Under the bill of the Cubs “Wrigleyville” City Connect cap are written the names of all 77 Chicago neighborhoods — from Albany Park to Woodlawn. This line of alternate City Connect uniforms created by Nike for MLB has been making heads turn since being launched during the 2021 season.
Making a fashion statement is one thing, but as part of the City Connect initiative the Cubs will also be holding events highlighting local organizations and youth programs across Chicago this baseball season. Their goal is to showcase the diversity of the city and shine a light on the positive work being done by great organizations in all parts of town.
As part of this effort, we want to hear what you have to say about the neighborhood you live in, so we’ve created a new writing prompt:
What is great about the place you call home? Tell us about your neighborhood and how it has shaped you. Also, let us know what you think it means to be a good member of a community.
Audience and Purpose:
Your audience includes anyone interested in learning about your part of the city and what you see as the role of a good community member. Your readers want to hear why your neighborhood is so great and how you think it could be even better. Your readers may or may not live in your city, and you should definitely not assume they know anything about your neighborhood. They might even hold some misconceptions that you may have to address. Before starting to write, think about your audience and what questions they might have about your neighborhood.
Brainstorm ideas that will be compelling and appropriate. Use these questions to start generating ideas: Where is your neighborhood located? What is its history? What are the places you like to visit? Who are the people living there? What type of food, music, or arts are popular? Seriously, why is this place so special? What do readers need to know in order to really appreciate that? Finally, what can all of us do to make our communities vibrant and show respect for the places we and others call home?
Consider what would be the most effective tone for your piece and get started writing. Stay aware of the time someone will likely take to read your piece and pick the most relevant and interesting content to include.
Read the piece aloud and listen for places that might need clarification. Read your piece to a few willing listeners who don’t live in your neighborhood to see how they respond. Do they have questions? Can they visualize your neighborhood? Do they understand what being a good community member involves? Add, remove or change any details based on this process.
Edit and Polish
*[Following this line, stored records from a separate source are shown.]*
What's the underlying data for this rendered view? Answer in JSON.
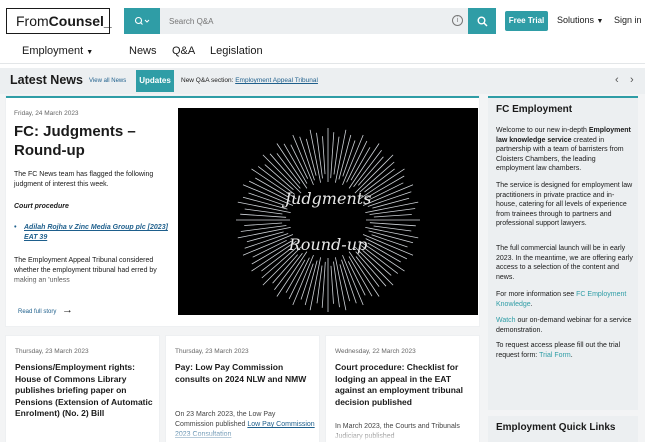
{
  "header": {
    "logo_left": "From",
    "logo_right": "Counsel_",
    "search_placeholder": "Search Q&A",
    "free_trial": "Free Trial",
    "solutions": "Solutions",
    "sign_in": "Sign in"
  },
  "nav": {
    "employment": "Employment",
    "news": "News",
    "qa": "Q&A",
    "legislation": "Legislation"
  },
  "news_bar": {
    "title": "Latest News",
    "view_all": "View all News",
    "updates": "Updates",
    "ticker_prefix": "New Q&A section: ",
    "ticker_link": "Employment Appeal Tribunal"
  },
  "feature": {
    "date": "Friday, 24 March 2023",
    "title": "FC: Judgments – Round-up",
    "intro": "The FC News team has flagged the following judgment of interest this week.",
    "subheading": "Court procedure",
    "bullet": "Adilah Rojha v Zinc Media Group plc [2023] EAT 39",
    "body": "The Employment Appeal Tribunal considered whether the employment tribunal had erred by making an 'unless",
    "read_full": "Read full story",
    "image_text_1": "Judgments",
    "image_text_2": "Round-up"
  },
  "cards": [
    {
      "date": "Thursday, 23 March 2023",
      "title": "Pensions/Employment rights: House of Commons Library publishes briefing paper on Pensions (Extension of Automatic Enrolment) (No. 2) Bill",
      "text": ""
    },
    {
      "date": "Thursday, 23 March 2023",
      "title": "Pay: Low Pay Commission consults on 2024 NLW and NMW",
      "text_prefix": "On 23 March 2023, the Low Pay Commission published ",
      "text_link": "Low Pay Commission 2023 Consultation"
    },
    {
      "date": "Wednesday, 22 March 2023",
      "title": "Court procedure: Checklist for lodging an appeal in the EAT against an employment tribunal decision published",
      "text": "In March 2023, the Courts and Tribunals Judiciary published"
    }
  ],
  "sidebar": {
    "title": "FC Employment",
    "p1_prefix": "Welcome to our new in-depth ",
    "p1_bold": "Employment law knowledge service",
    "p1_suffix": " created in partnership with a team of barristers from Cloisters Chambers, the leading employment law chambers.",
    "p2": "The service is designed for employment law practitioners in private practice and in-house, catering for all levels of experience from trainees through to partners and professional support lawyers.",
    "p3": "The full commercial launch will be in early 2023. In the meantime, we are offering early access to a selection of the content and news.",
    "p4_prefix": "For more information see ",
    "p4_link": "FC Employment Knowledge",
    "p4_suffix": ".",
    "p5_link": "Watch",
    "p5_suffix": " our on-demand webinar for a service demonstration.",
    "p6_prefix": "To request access please fill out the trial request form: ",
    "p6_link": "Trial Form",
    "p6_suffix": ".",
    "quick_links_title": "Employment Quick Links"
  },
  "colors": {
    "accent": "#2f9da6",
    "link": "#1e5f8c",
    "panel": "#eceff1"
  }
}
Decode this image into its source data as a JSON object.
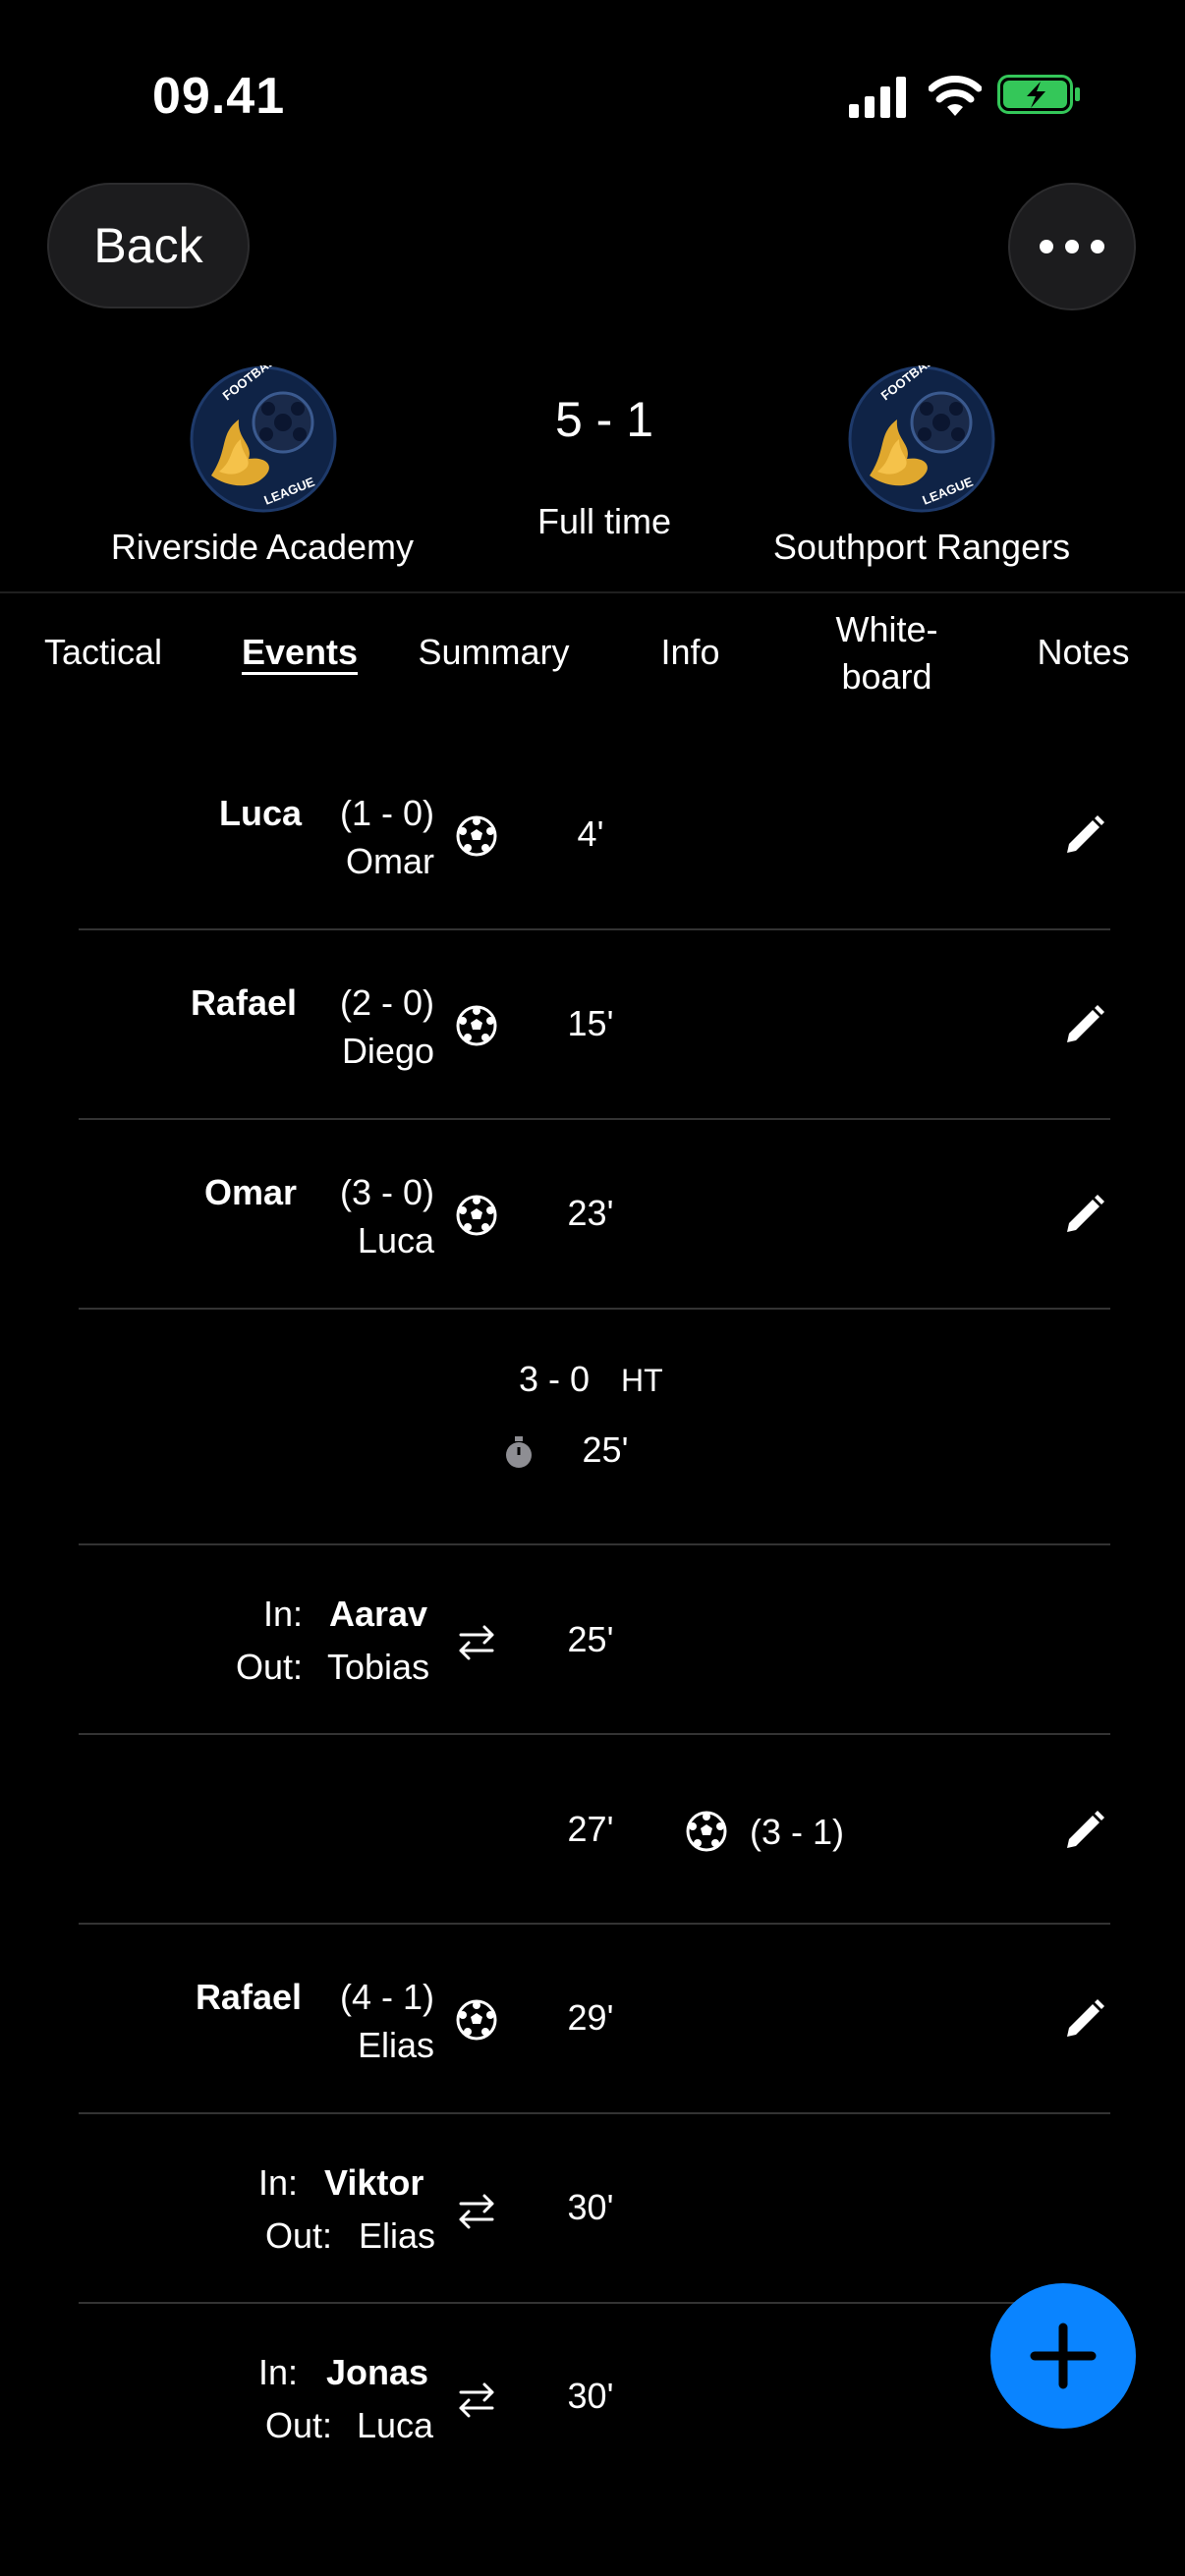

Take your time in going over the piece one last time, correcting any spelling or grammar mistakes you find along the way. Take as much pride with this blog as you have for your neighborhood and you’ll feel great when people from your community or others read the piece.